=== Exercise aim ===
Every line below that carries the word "stampare" needs to be copied.

Data records for software interfaces:
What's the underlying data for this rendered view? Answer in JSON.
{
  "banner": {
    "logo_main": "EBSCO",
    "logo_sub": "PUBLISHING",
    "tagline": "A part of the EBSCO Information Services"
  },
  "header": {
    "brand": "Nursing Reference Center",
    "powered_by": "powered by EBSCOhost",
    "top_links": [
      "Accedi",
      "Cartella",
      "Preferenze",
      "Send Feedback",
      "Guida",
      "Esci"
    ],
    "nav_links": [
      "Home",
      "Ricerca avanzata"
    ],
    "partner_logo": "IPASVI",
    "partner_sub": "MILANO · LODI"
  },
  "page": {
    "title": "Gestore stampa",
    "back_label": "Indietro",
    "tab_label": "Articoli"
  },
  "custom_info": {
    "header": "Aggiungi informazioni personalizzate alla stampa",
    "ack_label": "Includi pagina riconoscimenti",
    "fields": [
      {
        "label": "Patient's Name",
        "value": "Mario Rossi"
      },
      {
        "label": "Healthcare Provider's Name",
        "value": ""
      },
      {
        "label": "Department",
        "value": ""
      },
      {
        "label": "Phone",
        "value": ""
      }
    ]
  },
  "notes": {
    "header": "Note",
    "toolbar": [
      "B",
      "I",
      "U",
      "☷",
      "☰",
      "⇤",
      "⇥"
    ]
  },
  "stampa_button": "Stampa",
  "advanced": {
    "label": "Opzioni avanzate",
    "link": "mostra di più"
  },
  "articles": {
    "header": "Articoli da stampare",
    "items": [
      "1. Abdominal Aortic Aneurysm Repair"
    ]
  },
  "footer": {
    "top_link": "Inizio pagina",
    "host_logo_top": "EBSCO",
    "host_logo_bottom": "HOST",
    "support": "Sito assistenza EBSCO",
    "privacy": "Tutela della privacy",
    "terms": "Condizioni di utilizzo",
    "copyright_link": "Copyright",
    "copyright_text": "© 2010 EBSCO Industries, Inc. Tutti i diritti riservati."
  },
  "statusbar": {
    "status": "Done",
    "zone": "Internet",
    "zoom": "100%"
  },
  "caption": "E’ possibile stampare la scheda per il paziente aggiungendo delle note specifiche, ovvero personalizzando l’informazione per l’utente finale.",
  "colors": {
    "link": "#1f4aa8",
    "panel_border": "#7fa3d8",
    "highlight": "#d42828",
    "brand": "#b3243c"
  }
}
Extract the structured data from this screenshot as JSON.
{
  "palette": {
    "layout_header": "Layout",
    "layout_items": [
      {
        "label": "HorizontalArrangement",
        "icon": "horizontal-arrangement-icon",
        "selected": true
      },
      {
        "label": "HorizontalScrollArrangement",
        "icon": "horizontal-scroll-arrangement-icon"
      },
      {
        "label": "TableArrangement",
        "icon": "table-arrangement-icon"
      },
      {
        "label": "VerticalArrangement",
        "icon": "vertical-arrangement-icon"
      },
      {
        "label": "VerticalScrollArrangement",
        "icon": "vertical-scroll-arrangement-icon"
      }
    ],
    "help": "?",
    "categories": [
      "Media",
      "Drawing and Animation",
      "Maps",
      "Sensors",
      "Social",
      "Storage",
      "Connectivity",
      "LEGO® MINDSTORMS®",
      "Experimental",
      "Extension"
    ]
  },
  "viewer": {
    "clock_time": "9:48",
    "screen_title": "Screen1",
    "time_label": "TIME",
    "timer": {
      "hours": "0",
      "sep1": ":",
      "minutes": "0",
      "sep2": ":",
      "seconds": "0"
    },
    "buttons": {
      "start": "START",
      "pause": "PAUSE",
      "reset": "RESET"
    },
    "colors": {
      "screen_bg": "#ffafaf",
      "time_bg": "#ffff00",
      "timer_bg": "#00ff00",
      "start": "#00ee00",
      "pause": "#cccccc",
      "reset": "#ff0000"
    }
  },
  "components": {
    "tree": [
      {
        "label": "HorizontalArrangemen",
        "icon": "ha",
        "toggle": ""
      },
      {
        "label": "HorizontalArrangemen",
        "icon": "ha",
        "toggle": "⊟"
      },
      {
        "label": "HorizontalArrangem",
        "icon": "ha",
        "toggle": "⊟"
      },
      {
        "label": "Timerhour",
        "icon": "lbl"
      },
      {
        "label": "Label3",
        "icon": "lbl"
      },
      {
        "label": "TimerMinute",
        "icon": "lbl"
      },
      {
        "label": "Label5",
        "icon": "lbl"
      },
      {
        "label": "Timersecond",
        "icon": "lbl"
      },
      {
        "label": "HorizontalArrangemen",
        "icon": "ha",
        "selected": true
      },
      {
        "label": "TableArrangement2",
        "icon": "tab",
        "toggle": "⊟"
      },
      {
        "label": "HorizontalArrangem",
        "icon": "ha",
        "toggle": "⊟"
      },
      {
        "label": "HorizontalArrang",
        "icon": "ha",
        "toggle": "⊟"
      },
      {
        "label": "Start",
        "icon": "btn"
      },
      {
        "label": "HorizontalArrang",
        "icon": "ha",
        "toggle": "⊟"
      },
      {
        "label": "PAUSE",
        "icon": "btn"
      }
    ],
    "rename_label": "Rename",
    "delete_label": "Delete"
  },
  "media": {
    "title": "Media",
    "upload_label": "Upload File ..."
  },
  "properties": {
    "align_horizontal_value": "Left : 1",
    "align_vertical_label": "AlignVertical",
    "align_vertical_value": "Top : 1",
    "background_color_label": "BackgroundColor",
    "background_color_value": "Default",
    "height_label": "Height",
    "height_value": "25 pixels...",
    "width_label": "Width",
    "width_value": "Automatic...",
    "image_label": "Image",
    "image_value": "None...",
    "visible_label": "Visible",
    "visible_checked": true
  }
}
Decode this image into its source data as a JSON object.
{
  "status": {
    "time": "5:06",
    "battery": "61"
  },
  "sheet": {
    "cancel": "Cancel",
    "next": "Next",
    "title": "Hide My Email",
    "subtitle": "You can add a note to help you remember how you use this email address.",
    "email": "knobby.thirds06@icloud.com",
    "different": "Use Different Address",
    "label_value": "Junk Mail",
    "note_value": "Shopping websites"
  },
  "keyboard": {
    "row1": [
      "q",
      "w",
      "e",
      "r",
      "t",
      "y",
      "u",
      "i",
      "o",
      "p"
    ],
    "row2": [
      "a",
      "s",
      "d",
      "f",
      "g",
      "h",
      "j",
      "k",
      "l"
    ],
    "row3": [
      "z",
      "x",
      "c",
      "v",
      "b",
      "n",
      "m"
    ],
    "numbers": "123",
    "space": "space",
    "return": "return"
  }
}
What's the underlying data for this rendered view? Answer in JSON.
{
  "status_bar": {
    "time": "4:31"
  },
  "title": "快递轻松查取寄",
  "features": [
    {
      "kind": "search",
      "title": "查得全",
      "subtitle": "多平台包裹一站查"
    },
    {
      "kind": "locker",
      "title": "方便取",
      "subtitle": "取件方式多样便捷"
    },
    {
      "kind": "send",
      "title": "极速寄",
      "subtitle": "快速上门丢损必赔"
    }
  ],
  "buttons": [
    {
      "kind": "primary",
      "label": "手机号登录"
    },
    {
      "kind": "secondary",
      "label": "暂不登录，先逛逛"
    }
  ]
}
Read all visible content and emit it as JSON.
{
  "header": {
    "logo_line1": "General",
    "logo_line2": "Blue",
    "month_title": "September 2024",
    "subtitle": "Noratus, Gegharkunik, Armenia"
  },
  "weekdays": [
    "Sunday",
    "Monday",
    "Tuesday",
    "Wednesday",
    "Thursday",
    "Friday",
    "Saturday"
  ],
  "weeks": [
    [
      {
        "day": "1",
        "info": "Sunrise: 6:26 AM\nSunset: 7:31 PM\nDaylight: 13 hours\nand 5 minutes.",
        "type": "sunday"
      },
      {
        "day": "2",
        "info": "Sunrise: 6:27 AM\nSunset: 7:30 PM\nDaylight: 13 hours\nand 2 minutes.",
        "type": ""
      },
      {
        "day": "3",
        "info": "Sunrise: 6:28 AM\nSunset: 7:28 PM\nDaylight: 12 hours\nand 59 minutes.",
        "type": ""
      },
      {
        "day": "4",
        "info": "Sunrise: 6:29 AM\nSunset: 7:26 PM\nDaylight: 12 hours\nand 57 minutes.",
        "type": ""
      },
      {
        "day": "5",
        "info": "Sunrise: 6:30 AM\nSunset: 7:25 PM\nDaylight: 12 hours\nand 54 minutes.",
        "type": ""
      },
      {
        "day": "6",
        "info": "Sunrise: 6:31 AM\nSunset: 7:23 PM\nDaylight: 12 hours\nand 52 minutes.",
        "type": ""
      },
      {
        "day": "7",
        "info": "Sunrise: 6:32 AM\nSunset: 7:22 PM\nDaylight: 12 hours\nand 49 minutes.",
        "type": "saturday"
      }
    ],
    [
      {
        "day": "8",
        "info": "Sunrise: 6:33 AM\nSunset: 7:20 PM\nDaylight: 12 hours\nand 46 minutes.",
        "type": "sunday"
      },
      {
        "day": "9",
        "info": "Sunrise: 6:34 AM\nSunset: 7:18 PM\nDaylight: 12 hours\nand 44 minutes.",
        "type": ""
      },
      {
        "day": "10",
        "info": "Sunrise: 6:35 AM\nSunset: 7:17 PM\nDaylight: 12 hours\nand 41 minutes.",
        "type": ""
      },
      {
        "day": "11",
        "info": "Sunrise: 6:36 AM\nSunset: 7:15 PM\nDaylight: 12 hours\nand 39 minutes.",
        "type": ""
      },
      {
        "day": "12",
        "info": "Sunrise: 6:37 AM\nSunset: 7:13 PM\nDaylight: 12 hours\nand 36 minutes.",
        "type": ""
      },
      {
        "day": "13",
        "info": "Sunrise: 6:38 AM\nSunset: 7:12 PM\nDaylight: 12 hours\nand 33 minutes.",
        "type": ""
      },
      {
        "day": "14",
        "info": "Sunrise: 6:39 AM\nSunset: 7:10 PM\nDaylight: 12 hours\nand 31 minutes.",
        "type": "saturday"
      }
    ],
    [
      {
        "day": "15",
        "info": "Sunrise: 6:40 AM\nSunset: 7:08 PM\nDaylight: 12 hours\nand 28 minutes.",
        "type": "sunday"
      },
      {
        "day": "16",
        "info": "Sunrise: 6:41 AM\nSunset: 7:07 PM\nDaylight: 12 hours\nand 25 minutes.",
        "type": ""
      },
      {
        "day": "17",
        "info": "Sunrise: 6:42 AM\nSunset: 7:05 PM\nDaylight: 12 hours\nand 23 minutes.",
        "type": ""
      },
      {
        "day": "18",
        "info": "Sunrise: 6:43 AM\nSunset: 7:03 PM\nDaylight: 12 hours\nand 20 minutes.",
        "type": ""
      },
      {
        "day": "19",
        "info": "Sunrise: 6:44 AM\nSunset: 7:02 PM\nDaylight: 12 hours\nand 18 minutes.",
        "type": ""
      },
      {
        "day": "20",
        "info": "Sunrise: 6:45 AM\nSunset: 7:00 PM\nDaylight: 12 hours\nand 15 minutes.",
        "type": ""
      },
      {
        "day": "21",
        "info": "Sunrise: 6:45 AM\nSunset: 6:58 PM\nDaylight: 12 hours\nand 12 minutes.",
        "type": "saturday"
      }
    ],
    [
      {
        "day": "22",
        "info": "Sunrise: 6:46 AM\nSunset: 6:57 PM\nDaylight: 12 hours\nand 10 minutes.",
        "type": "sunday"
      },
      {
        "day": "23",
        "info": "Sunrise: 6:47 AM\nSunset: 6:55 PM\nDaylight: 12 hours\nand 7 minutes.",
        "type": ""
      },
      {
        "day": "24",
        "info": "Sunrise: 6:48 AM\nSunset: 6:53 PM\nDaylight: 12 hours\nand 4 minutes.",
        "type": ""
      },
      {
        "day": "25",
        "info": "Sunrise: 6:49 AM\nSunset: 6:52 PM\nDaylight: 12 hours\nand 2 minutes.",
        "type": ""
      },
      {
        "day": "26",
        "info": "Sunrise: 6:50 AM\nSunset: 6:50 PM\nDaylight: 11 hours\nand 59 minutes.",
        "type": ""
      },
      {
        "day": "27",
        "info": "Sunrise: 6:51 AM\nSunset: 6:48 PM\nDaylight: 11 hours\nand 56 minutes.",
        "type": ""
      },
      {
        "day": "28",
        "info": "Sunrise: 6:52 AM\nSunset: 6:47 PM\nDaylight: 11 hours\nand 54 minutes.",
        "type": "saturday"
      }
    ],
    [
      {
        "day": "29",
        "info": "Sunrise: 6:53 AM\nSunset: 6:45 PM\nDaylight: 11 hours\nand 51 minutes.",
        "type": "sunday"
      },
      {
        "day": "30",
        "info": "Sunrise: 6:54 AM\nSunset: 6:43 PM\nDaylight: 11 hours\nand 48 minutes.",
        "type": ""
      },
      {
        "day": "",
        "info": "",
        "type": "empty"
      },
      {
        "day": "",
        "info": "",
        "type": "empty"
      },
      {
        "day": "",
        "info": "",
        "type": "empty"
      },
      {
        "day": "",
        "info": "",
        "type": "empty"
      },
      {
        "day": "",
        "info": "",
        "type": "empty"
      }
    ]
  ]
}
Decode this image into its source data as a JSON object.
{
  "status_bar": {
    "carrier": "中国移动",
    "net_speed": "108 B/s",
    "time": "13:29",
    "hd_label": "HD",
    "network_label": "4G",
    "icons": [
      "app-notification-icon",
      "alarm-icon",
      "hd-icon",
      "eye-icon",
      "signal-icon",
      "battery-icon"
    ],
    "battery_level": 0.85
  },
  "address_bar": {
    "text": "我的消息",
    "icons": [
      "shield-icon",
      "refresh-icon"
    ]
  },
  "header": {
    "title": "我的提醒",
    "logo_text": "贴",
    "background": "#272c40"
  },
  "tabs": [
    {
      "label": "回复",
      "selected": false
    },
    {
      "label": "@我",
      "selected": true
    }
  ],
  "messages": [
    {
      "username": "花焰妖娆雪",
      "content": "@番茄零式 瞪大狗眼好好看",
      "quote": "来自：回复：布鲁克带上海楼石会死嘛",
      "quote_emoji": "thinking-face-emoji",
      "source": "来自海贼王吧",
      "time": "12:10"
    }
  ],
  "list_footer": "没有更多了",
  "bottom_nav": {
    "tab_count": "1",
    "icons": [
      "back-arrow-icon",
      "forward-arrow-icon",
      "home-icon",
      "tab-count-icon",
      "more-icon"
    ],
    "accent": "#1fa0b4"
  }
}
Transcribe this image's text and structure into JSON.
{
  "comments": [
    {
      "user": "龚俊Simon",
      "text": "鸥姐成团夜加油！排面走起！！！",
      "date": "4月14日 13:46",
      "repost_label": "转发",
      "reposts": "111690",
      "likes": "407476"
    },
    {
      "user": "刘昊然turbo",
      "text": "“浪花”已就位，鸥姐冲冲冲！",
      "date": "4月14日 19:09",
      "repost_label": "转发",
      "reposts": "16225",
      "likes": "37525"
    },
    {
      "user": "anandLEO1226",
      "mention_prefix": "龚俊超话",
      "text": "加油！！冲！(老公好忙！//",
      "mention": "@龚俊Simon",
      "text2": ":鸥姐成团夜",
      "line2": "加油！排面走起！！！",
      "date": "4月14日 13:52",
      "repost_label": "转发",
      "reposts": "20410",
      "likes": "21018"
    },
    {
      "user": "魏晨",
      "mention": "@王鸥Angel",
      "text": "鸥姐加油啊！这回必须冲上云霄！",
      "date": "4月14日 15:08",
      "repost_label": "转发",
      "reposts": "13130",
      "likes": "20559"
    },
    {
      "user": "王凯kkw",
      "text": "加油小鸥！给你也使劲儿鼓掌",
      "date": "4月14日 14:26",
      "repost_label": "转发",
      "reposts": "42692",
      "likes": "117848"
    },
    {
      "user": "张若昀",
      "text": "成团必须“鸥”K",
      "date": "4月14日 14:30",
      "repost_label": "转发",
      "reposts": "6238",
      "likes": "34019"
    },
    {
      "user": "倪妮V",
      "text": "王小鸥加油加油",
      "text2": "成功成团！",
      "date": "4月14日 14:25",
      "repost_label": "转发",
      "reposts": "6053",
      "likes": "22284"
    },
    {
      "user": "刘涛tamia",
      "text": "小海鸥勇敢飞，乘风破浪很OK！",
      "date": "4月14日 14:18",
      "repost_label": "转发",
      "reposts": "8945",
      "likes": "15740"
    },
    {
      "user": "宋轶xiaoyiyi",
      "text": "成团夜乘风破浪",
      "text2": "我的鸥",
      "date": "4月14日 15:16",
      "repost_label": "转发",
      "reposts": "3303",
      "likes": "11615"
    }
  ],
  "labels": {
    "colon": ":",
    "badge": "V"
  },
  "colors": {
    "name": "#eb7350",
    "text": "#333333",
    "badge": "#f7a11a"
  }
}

=== Solution below ===
    "header": "Articoli da stampare",
  "caption": "E’ possibile stampare la scheda per il paziente aggiungendo delle note specifiche, ovvero personalizzando l’informazione per l’utente finale.",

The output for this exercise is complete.